Content starts

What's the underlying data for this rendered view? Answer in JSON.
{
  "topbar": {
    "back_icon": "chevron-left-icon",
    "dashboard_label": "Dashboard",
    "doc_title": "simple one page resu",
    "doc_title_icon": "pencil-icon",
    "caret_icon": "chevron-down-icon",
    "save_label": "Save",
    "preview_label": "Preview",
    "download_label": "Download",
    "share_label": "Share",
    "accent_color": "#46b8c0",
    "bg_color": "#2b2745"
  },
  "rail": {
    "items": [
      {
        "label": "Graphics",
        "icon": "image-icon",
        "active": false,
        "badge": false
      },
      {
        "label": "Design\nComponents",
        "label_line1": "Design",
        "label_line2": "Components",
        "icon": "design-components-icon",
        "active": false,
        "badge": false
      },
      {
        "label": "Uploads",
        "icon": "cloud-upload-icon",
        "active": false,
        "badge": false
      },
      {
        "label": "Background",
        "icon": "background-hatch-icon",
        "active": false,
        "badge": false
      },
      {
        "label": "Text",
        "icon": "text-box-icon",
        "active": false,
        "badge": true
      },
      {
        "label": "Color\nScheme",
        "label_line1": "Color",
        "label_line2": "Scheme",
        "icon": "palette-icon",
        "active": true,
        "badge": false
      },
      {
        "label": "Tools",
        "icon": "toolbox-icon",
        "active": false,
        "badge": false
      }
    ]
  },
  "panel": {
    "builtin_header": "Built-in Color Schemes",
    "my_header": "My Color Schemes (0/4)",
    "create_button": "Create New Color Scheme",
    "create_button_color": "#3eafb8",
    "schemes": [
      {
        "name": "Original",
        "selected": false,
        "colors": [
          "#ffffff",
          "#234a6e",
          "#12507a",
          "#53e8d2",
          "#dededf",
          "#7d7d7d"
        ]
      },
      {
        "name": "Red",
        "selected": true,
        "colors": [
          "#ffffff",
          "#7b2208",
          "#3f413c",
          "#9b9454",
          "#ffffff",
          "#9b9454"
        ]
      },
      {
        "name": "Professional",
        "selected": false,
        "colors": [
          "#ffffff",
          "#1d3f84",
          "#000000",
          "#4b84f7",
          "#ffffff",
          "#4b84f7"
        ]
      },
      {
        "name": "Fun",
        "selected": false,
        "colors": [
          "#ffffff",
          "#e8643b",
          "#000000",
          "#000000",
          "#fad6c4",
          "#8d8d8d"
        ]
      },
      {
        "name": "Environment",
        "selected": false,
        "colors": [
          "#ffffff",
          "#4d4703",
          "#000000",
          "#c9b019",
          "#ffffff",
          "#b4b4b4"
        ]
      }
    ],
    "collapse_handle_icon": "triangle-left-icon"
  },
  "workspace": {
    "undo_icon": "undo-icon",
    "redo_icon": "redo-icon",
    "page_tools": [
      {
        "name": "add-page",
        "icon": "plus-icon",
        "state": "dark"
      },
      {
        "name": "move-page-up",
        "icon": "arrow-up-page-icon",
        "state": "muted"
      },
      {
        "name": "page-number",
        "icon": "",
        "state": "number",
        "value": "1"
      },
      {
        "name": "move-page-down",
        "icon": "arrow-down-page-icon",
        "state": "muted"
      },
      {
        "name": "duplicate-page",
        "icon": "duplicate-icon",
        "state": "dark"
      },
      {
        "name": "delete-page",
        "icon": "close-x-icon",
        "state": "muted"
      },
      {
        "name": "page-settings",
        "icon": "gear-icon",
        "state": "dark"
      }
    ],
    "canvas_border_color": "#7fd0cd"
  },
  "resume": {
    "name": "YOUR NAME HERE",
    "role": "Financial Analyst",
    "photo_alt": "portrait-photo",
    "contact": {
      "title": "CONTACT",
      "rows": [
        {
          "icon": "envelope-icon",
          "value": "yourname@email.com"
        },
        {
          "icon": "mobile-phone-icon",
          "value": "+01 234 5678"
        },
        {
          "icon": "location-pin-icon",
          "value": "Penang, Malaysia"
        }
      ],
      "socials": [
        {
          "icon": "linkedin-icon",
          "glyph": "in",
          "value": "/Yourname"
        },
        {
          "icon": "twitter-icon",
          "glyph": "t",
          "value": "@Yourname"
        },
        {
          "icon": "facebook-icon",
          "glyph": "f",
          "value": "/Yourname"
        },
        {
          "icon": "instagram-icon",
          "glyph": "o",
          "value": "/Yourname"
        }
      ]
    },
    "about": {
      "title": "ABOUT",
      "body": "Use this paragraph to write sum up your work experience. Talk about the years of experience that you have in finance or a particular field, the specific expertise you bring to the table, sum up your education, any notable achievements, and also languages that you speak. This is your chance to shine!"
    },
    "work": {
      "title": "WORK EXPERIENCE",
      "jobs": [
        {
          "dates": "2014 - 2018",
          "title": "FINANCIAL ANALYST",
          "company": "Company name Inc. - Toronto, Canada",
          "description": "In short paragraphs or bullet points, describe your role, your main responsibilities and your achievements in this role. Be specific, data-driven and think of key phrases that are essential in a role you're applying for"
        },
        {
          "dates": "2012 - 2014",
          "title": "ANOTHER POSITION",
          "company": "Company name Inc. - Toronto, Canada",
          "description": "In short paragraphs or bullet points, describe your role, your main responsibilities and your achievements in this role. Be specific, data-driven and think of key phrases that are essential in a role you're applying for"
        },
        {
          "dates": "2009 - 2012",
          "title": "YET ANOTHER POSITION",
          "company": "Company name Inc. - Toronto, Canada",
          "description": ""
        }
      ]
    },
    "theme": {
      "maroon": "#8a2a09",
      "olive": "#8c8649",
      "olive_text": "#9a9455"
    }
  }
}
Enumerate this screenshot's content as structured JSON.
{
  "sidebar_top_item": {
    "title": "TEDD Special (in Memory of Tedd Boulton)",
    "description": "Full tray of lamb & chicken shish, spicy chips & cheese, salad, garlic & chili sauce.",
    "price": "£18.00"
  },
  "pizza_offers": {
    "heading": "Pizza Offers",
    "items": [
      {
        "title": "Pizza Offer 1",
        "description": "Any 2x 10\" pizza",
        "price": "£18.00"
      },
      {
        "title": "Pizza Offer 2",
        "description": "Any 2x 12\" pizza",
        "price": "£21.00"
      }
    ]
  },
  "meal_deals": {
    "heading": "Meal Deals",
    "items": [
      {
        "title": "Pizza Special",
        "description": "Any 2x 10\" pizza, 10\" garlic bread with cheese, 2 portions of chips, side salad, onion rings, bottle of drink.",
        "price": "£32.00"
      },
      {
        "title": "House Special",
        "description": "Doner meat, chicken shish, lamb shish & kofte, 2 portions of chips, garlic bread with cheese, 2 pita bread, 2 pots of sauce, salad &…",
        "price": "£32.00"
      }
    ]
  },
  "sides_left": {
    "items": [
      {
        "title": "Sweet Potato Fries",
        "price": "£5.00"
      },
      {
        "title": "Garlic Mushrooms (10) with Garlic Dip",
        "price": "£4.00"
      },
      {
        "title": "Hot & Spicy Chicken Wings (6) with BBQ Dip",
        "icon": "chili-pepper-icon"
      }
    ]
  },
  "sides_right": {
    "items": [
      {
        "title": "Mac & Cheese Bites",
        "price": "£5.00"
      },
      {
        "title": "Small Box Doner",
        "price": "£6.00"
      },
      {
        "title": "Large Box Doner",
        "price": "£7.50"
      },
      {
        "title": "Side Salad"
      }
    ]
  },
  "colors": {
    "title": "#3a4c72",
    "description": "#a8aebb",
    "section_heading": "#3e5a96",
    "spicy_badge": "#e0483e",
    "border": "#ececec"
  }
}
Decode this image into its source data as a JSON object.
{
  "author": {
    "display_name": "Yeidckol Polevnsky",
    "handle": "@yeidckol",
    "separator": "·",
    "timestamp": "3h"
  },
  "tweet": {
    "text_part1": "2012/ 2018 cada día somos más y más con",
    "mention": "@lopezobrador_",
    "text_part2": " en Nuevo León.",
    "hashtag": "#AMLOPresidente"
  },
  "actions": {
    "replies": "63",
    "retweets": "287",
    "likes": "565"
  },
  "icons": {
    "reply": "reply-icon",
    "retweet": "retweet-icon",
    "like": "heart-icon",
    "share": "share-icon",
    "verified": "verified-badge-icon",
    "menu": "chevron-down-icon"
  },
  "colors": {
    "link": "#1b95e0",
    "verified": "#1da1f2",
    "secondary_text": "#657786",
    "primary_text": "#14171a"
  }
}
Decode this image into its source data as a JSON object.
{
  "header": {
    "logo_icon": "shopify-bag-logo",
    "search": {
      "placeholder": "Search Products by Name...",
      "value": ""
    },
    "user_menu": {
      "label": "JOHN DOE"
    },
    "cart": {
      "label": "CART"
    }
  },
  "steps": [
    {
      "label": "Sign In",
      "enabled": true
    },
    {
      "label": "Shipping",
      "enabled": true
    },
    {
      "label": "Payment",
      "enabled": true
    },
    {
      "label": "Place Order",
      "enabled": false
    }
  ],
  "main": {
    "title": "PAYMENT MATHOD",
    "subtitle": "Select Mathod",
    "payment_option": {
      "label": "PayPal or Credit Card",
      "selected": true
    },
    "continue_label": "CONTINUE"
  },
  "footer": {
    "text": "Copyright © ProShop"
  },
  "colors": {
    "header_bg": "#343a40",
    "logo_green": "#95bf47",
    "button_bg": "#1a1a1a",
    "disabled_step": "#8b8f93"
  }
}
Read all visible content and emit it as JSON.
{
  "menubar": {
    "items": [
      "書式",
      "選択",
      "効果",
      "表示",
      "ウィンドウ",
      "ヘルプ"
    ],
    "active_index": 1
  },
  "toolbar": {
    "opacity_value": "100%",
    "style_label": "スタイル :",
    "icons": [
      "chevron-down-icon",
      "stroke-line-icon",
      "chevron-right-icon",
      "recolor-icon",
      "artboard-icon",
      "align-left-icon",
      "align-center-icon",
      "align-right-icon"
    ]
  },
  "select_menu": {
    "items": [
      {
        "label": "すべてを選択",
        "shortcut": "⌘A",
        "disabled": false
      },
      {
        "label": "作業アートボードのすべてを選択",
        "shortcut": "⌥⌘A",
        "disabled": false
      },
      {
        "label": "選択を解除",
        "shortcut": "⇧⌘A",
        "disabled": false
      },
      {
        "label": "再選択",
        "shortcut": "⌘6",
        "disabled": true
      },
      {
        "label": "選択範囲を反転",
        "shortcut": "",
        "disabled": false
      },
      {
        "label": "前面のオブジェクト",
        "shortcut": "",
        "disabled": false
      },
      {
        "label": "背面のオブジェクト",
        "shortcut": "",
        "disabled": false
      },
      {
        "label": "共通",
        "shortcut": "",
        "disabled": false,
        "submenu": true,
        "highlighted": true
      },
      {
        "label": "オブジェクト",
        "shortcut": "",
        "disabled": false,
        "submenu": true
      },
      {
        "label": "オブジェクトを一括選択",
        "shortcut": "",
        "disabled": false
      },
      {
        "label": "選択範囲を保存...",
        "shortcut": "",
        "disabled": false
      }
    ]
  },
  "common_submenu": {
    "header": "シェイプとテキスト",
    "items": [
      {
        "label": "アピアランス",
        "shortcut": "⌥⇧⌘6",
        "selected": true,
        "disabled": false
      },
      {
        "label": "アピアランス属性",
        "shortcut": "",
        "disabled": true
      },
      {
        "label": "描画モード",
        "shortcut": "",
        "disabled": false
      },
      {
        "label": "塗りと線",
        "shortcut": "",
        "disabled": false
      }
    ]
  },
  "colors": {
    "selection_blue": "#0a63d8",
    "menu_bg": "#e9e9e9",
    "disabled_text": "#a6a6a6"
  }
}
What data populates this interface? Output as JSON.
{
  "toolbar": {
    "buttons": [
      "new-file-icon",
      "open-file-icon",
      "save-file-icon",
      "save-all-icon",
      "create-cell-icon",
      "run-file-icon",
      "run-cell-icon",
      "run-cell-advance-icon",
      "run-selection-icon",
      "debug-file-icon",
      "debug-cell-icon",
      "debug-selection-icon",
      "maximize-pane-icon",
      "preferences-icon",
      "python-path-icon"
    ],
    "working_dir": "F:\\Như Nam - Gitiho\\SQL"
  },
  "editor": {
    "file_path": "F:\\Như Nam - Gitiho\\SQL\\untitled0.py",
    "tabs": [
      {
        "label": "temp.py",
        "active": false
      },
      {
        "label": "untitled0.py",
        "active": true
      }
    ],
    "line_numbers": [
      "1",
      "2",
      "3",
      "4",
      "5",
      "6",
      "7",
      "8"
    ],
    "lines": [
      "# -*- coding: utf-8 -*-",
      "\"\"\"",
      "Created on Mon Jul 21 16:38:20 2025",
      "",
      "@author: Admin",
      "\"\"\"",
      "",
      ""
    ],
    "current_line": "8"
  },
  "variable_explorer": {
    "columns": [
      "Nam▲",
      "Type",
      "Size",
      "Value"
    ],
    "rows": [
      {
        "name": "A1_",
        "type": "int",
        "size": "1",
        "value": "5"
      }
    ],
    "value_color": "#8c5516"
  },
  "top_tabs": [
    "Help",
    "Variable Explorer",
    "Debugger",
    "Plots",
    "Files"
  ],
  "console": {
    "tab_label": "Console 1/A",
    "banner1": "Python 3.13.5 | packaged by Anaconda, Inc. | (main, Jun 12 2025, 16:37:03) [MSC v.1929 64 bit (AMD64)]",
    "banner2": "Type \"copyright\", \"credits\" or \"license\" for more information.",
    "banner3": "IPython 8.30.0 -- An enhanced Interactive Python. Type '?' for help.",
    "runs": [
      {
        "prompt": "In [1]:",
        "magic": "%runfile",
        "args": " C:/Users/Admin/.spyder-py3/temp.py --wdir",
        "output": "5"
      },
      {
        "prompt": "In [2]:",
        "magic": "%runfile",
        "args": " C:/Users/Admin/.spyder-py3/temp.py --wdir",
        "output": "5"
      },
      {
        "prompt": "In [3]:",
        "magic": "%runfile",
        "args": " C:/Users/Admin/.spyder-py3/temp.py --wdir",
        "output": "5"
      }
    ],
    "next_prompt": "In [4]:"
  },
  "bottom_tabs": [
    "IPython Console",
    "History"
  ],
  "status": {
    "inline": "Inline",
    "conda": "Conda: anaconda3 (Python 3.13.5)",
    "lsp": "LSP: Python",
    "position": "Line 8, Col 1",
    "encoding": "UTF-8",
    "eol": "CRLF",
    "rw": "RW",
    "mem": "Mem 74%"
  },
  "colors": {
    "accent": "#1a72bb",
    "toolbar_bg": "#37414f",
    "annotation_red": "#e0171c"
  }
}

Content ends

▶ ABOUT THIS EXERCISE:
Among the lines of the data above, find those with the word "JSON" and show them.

▶ WRITTEN RESPONSE:
What's the underlying data for this rendered view? Answer in JSON.
Enumerate this screenshot's content as structured JSON.
Decode this image into its source data as a JSON object.
Decode this image into its source data as a JSON object.
Read all visible content and emit it as JSON.
What data populates this interface? Output as JSON.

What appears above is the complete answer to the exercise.